── Data to process

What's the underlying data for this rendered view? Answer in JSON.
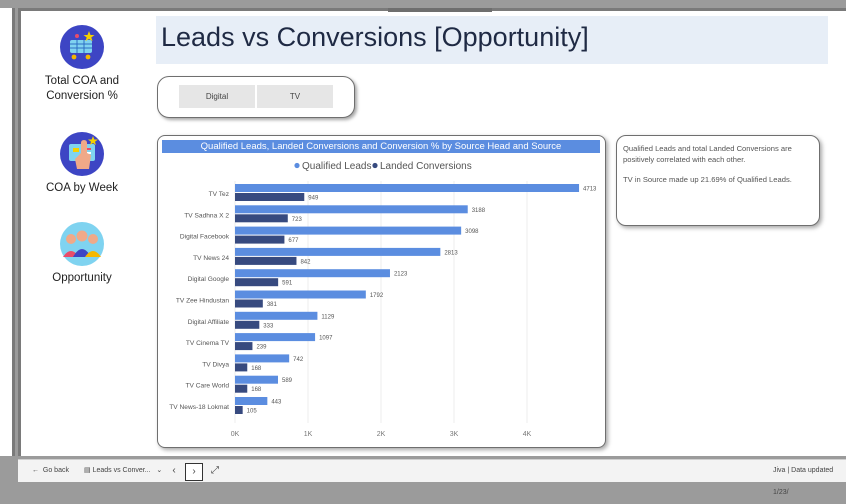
{
  "title": "Leads vs Conversions [Opportunity]",
  "nav": [
    {
      "label_line1": "Total COA and",
      "label_line2": "Conversion %"
    },
    {
      "label_line1": "COA by Week",
      "label_line2": ""
    },
    {
      "label_line1": "Opportunity",
      "label_line2": ""
    }
  ],
  "slicer": {
    "options": [
      "Digital",
      "TV"
    ]
  },
  "notes": {
    "line1": "Qualified Leads and total Landed Conversions are positively correlated with each other.",
    "line2": "TV in Source  made up 21.69% of Qualified Leads."
  },
  "statusbar": {
    "go_back": "Go back",
    "page_tab": "Leads vs Conver...",
    "right_text": "Jiva  |  Data updated 1/23/"
  },
  "colors": {
    "qualified": "#5b8de0",
    "landed": "#374a7f",
    "title_band": "#e7eef7"
  },
  "chart_data": {
    "type": "bar",
    "orientation": "horizontal",
    "title": "Qualified Leads, Landed Conversions and Conversion % by Source Head and Source",
    "categories": [
      "TV Tez",
      "TV Sadhna X 2",
      "Digital Facebook",
      "TV News 24",
      "Digital Google",
      "TV Zee Hindustan",
      "Digital Affiliate",
      "TV Cinema TV",
      "TV Divya",
      "TV Care World",
      "TV News-18 Lokmat"
    ],
    "series": [
      {
        "name": "Qualified Leads",
        "values": [
          4713,
          3188,
          3098,
          2813,
          2123,
          1792,
          1129,
          1097,
          742,
          589,
          443
        ],
        "color": "#5b8de0"
      },
      {
        "name": "Landed Conversions",
        "values": [
          949,
          723,
          677,
          842,
          591,
          381,
          333,
          239,
          168,
          168,
          105
        ],
        "color": "#374a7f"
      }
    ],
    "xticks": [
      "0K",
      "1K",
      "2K",
      "3K",
      "4K"
    ],
    "xlim": [
      0,
      5000
    ],
    "legend": "top-center",
    "grid": true
  }
}
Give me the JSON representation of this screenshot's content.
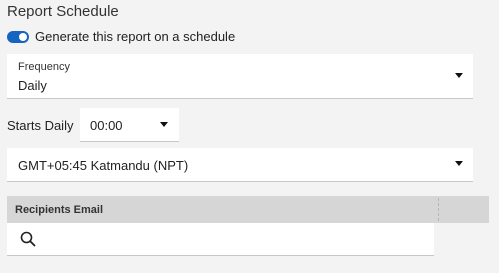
{
  "section": {
    "title": "Report Schedule"
  },
  "schedule_toggle": {
    "label": "Generate this report on a schedule",
    "enabled": true,
    "color": "#1565c0"
  },
  "frequency": {
    "label": "Frequency",
    "value": "Daily"
  },
  "starts": {
    "label": "Starts Daily",
    "time": "00:00"
  },
  "timezone": {
    "value": "GMT+05:45 Katmandu (NPT)"
  },
  "recipients": {
    "header": "Recipients Email",
    "search_icon": "search-icon"
  }
}
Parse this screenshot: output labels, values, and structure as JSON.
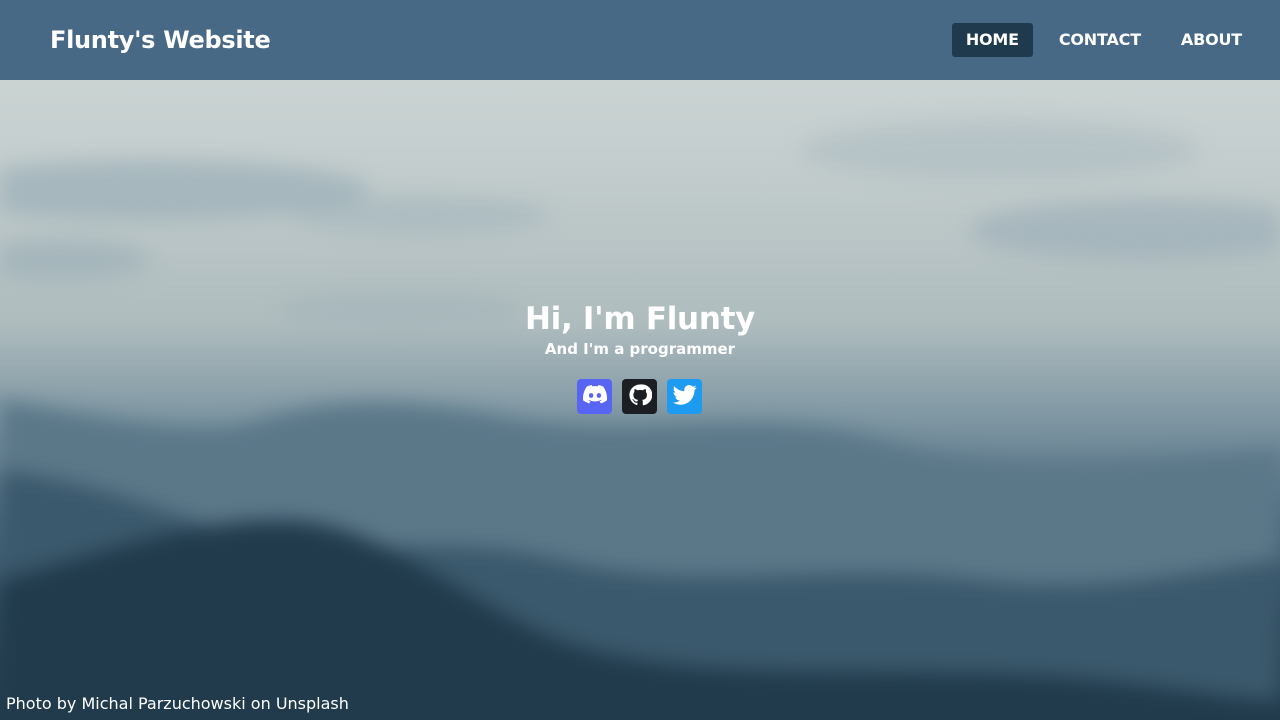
{
  "brand": {
    "title": "Flunty's Website"
  },
  "nav": {
    "items": [
      {
        "label": "HOME",
        "active": true
      },
      {
        "label": "CONTACT",
        "active": false
      },
      {
        "label": "ABOUT",
        "active": false
      }
    ]
  },
  "hero": {
    "title": "Hi, I'm Flunty",
    "subtitle": "And I'm a programmer"
  },
  "socials": [
    {
      "icon": "discord-icon",
      "color": "#5865f2"
    },
    {
      "icon": "github-icon",
      "color": "#1b1f23"
    },
    {
      "icon": "twitter-icon",
      "color": "#1d9bf0"
    }
  ],
  "credit": {
    "prefix": "Photo by",
    "author": "Michal Parzuchowski",
    "middle": "on",
    "site": "Unsplash"
  },
  "colors": {
    "navbar": "#3d5f7e",
    "nav_active": "#1f3a4d"
  }
}
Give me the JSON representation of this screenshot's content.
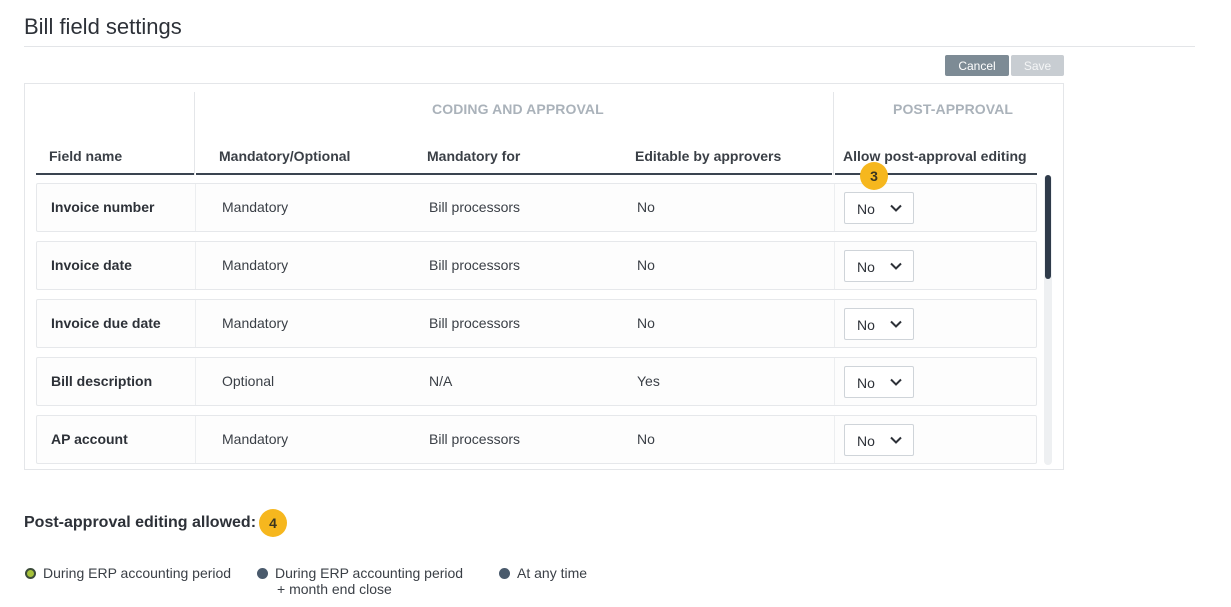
{
  "page": {
    "title": "Bill field settings"
  },
  "toolbar": {
    "cancel_label": "Cancel",
    "save_label": "Save"
  },
  "table": {
    "groups": {
      "coding": "CODING AND APPROVAL",
      "post": "POST-APPROVAL"
    },
    "columns": {
      "field_name": "Field name",
      "mandatory_optional": "Mandatory/Optional",
      "mandatory_for": "Mandatory for",
      "editable_by_approvers": "Editable by approvers",
      "allow_post_approval": "Allow post-approval editing"
    },
    "badge_post": "3",
    "rows": [
      {
        "name": "Invoice number",
        "mandatory": "Mandatory",
        "for": "Bill processors",
        "editable": "No",
        "allow": "No"
      },
      {
        "name": "Invoice date",
        "mandatory": "Mandatory",
        "for": "Bill processors",
        "editable": "No",
        "allow": "No"
      },
      {
        "name": "Invoice due date",
        "mandatory": "Mandatory",
        "for": "Bill processors",
        "editable": "No",
        "allow": "No"
      },
      {
        "name": "Bill description",
        "mandatory": "Optional",
        "for": "N/A",
        "editable": "Yes",
        "allow": "No"
      },
      {
        "name": "AP account",
        "mandatory": "Mandatory",
        "for": "Bill processors",
        "editable": "No",
        "allow": "No"
      }
    ]
  },
  "post_approval": {
    "title": "Post-approval editing allowed:",
    "badge": "4",
    "options": [
      {
        "label": "During ERP accounting period",
        "sub": "",
        "selected": true
      },
      {
        "label": "During ERP accounting period",
        "sub": "+ month end close",
        "selected": false
      },
      {
        "label": "At any time",
        "sub": "",
        "selected": false
      }
    ]
  },
  "colors": {
    "badge": "#f6b71e",
    "selected_radio": "#a6c23a",
    "header_rule": "#3a4450"
  }
}
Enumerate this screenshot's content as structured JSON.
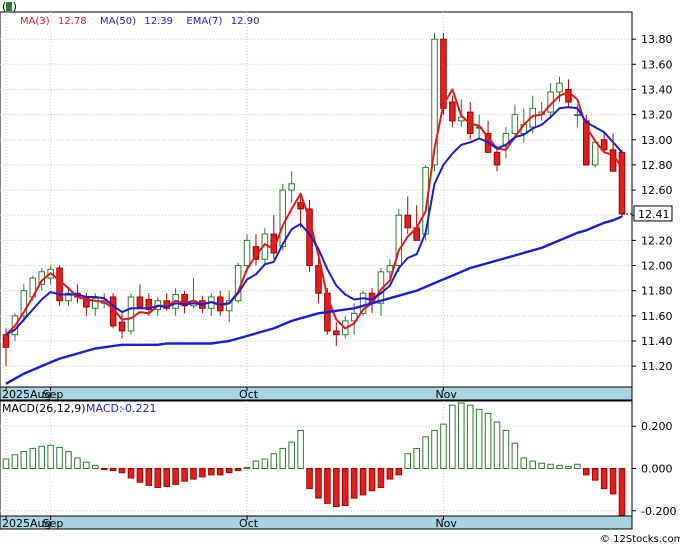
{
  "chart_data": [
    {
      "type": "candlestick",
      "title": "(F)",
      "legend": [
        {
          "label": "MA(3)",
          "value": "12.78",
          "color": "#e81818"
        },
        {
          "label": "MA(50)",
          "value": "12.39",
          "color": "#1c1cd6"
        },
        {
          "label": "EMA(7)",
          "value": "12.90",
          "color": "#1c1cd6"
        }
      ],
      "y_ticks": [
        "13.80",
        "13.60",
        "13.40",
        "13.20",
        "13.00",
        "12.80",
        "12.60",
        "12.40",
        "12.20",
        "12.00",
        "11.80",
        "11.60",
        "11.40",
        "11.20"
      ],
      "ylim": [
        11.05,
        14.0
      ],
      "x_labels": [
        {
          "text": "2025Aug",
          "index": 0
        },
        {
          "text": "Sep",
          "index": 5
        },
        {
          "text": "Oct",
          "index": 27
        },
        {
          "text": "Nov",
          "index": 49
        }
      ],
      "last_price": "12.41",
      "last_price_value": 12.41,
      "candles": [
        [
          11.45,
          11.5,
          11.2,
          11.35
        ],
        [
          11.45,
          11.62,
          11.4,
          11.6
        ],
        [
          11.6,
          11.85,
          11.55,
          11.8
        ],
        [
          11.75,
          11.92,
          11.72,
          11.9
        ],
        [
          11.85,
          11.98,
          11.8,
          11.95
        ],
        [
          11.9,
          12.0,
          11.85,
          11.97
        ],
        [
          11.98,
          12.0,
          11.68,
          11.72
        ],
        [
          11.72,
          11.82,
          11.68,
          11.78
        ],
        [
          11.78,
          11.85,
          11.7,
          11.75
        ],
        [
          11.75,
          11.78,
          11.6,
          11.67
        ],
        [
          11.66,
          11.78,
          11.6,
          11.74
        ],
        [
          11.7,
          11.78,
          11.66,
          11.72
        ],
        [
          11.75,
          11.78,
          11.5,
          11.52
        ],
        [
          11.55,
          11.62,
          11.42,
          11.48
        ],
        [
          11.48,
          11.78,
          11.45,
          11.75
        ],
        [
          11.75,
          11.85,
          11.68,
          11.67
        ],
        [
          11.73,
          11.78,
          11.6,
          11.65
        ],
        [
          11.65,
          11.75,
          11.6,
          11.72
        ],
        [
          11.72,
          11.78,
          11.64,
          11.66
        ],
        [
          11.66,
          11.82,
          11.6,
          11.77
        ],
        [
          11.77,
          11.8,
          11.62,
          11.68
        ],
        [
          11.68,
          11.9,
          11.66,
          11.72
        ],
        [
          11.72,
          11.76,
          11.62,
          11.66
        ],
        [
          11.66,
          11.78,
          11.6,
          11.75
        ],
        [
          11.75,
          11.8,
          11.6,
          11.64
        ],
        [
          11.64,
          11.8,
          11.55,
          11.72
        ],
        [
          11.72,
          12.02,
          11.7,
          12.0
        ],
        [
          12.0,
          12.25,
          11.95,
          12.2
        ],
        [
          12.15,
          12.25,
          12.0,
          12.05
        ],
        [
          12.05,
          12.3,
          12.0,
          12.25
        ],
        [
          12.25,
          12.4,
          12.05,
          12.1
        ],
        [
          12.15,
          12.65,
          12.12,
          12.6
        ],
        [
          12.6,
          12.75,
          12.5,
          12.65
        ],
        [
          12.5,
          12.55,
          12.3,
          12.45
        ],
        [
          12.45,
          12.52,
          11.95,
          12.0
        ],
        [
          12.0,
          12.1,
          11.7,
          11.78
        ],
        [
          11.78,
          11.82,
          11.45,
          11.48
        ],
        [
          11.48,
          11.55,
          11.36,
          11.45
        ],
        [
          11.45,
          11.6,
          11.42,
          11.56
        ],
        [
          11.56,
          11.7,
          11.45,
          11.62
        ],
        [
          11.62,
          11.8,
          11.6,
          11.78
        ],
        [
          11.78,
          11.82,
          11.62,
          11.7
        ],
        [
          11.7,
          11.98,
          11.6,
          11.95
        ],
        [
          11.95,
          12.05,
          11.88,
          12.0
        ],
        [
          12.0,
          12.45,
          11.95,
          12.4
        ],
        [
          12.4,
          12.55,
          12.25,
          12.3
        ],
        [
          12.3,
          12.48,
          12.2,
          12.2
        ],
        [
          12.25,
          12.8,
          12.2,
          12.78
        ],
        [
          12.8,
          13.85,
          12.75,
          13.8
        ],
        [
          13.8,
          13.85,
          13.2,
          13.25
        ],
        [
          13.3,
          13.35,
          13.1,
          13.15
        ],
        [
          13.15,
          13.32,
          13.1,
          13.18
        ],
        [
          13.22,
          13.3,
          13.0,
          13.05
        ],
        [
          13.1,
          13.2,
          13.0,
          13.1
        ],
        [
          13.05,
          13.15,
          12.9,
          12.9
        ],
        [
          12.9,
          12.95,
          12.75,
          12.8
        ],
        [
          12.95,
          13.1,
          12.85,
          13.05
        ],
        [
          13.05,
          13.28,
          13.0,
          13.2
        ],
        [
          13.05,
          13.25,
          12.98,
          13.12
        ],
        [
          13.1,
          13.35,
          13.05,
          13.25
        ],
        [
          13.2,
          13.3,
          13.15,
          13.22
        ],
        [
          13.22,
          13.45,
          13.18,
          13.38
        ],
        [
          13.38,
          13.5,
          13.3,
          13.45
        ],
        [
          13.4,
          13.48,
          13.25,
          13.3
        ],
        [
          13.2,
          13.28,
          13.1,
          13.2
        ],
        [
          13.15,
          13.2,
          12.95,
          12.8
        ],
        [
          12.8,
          13.0,
          12.78,
          12.98
        ],
        [
          13.0,
          13.05,
          12.9,
          12.92
        ],
        [
          12.92,
          13.05,
          12.85,
          12.75
        ],
        [
          12.9,
          12.92,
          12.38,
          12.41
        ]
      ],
      "ma3": [
        11.45,
        11.52,
        11.63,
        11.75,
        11.88,
        11.94,
        11.88,
        11.82,
        11.75,
        11.73,
        11.72,
        11.71,
        11.66,
        11.57,
        11.58,
        11.63,
        11.62,
        11.68,
        11.68,
        11.72,
        11.7,
        11.72,
        11.69,
        11.71,
        11.68,
        11.7,
        11.79,
        11.97,
        12.08,
        12.17,
        12.13,
        12.32,
        12.45,
        12.57,
        12.37,
        12.08,
        11.75,
        11.57,
        11.5,
        11.54,
        11.65,
        11.7,
        11.81,
        11.88,
        12.12,
        12.23,
        12.3,
        12.43,
        12.93,
        13.28,
        13.4,
        13.19,
        13.13,
        13.11,
        13.02,
        12.93,
        12.92,
        13.02,
        13.12,
        13.19,
        13.2,
        13.28,
        13.35,
        13.38,
        13.32,
        13.1,
        12.99,
        12.9,
        12.88,
        12.78
      ],
      "ema7": [
        11.45,
        11.49,
        11.57,
        11.65,
        11.73,
        11.79,
        11.77,
        11.77,
        11.77,
        11.75,
        11.75,
        11.74,
        11.68,
        11.63,
        11.66,
        11.66,
        11.66,
        11.68,
        11.67,
        11.7,
        11.69,
        11.7,
        11.69,
        11.71,
        11.69,
        11.7,
        11.78,
        11.89,
        11.93,
        12.01,
        12.03,
        12.17,
        12.29,
        12.33,
        12.25,
        12.13,
        11.97,
        11.84,
        11.77,
        11.73,
        11.74,
        11.73,
        11.78,
        11.84,
        11.98,
        12.06,
        12.09,
        12.26,
        12.65,
        12.8,
        12.89,
        12.96,
        12.98,
        13.01,
        12.98,
        12.93,
        12.96,
        13.02,
        13.04,
        13.09,
        13.12,
        13.18,
        13.25,
        13.26,
        13.25,
        13.14,
        13.1,
        13.06,
        12.98,
        12.9
      ],
      "ma50": [
        11.06,
        11.1,
        11.14,
        11.17,
        11.2,
        11.23,
        11.26,
        11.28,
        11.3,
        11.32,
        11.34,
        11.35,
        11.36,
        11.37,
        11.37,
        11.37,
        11.37,
        11.37,
        11.38,
        11.38,
        11.38,
        11.38,
        11.38,
        11.38,
        11.39,
        11.4,
        11.42,
        11.44,
        11.46,
        11.48,
        11.5,
        11.53,
        11.56,
        11.58,
        11.6,
        11.62,
        11.63,
        11.64,
        11.65,
        11.66,
        11.68,
        11.7,
        11.72,
        11.74,
        11.76,
        11.78,
        11.8,
        11.83,
        11.86,
        11.89,
        11.92,
        11.95,
        11.98,
        12.0,
        12.02,
        12.04,
        12.06,
        12.08,
        12.1,
        12.12,
        12.14,
        12.17,
        12.2,
        12.23,
        12.26,
        12.28,
        12.31,
        12.34,
        12.36,
        12.39
      ]
    },
    {
      "type": "bar",
      "title": "MACD(26,12,9)",
      "value_label": "MACD:",
      "value": "-0.221",
      "y_ticks": [
        "0.200",
        "0.000",
        "-0.200"
      ],
      "ylim": [
        -0.22,
        0.31
      ],
      "x_labels": [
        {
          "text": "2025Aug",
          "index": 0
        },
        {
          "text": "Sep",
          "index": 5
        },
        {
          "text": "Oct",
          "index": 27
        },
        {
          "text": "Nov",
          "index": 49
        }
      ],
      "values": [
        0.045,
        0.065,
        0.08,
        0.095,
        0.105,
        0.11,
        0.1,
        0.08,
        0.05,
        0.03,
        0.015,
        -0.005,
        -0.01,
        -0.02,
        -0.045,
        -0.065,
        -0.08,
        -0.09,
        -0.085,
        -0.075,
        -0.06,
        -0.05,
        -0.04,
        -0.03,
        -0.03,
        -0.02,
        -0.01,
        0.005,
        0.035,
        0.045,
        0.07,
        0.095,
        0.125,
        0.18,
        -0.095,
        -0.14,
        -0.165,
        -0.18,
        -0.175,
        -0.14,
        -0.125,
        -0.105,
        -0.09,
        -0.05,
        -0.03,
        0.07,
        0.095,
        0.15,
        0.18,
        0.21,
        0.3,
        0.31,
        0.3,
        0.28,
        0.26,
        0.22,
        0.18,
        0.12,
        0.05,
        0.035,
        0.025,
        0.02,
        0.015,
        0.01,
        0.02,
        -0.03,
        -0.055,
        -0.095,
        -0.12,
        -0.221
      ]
    }
  ],
  "watermark": "© 12Stocks.com"
}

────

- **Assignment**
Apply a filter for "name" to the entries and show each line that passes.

- **Response to this task**
        "name": "Qualified Leads",
        "name": "Landed Conversions",
      "field_name": "Field name",
        "name": "Invoice number",
        "name": "Invoice date",
        "name": "Invoice due date",
        "name": "Bill description",
        "name": "AP account",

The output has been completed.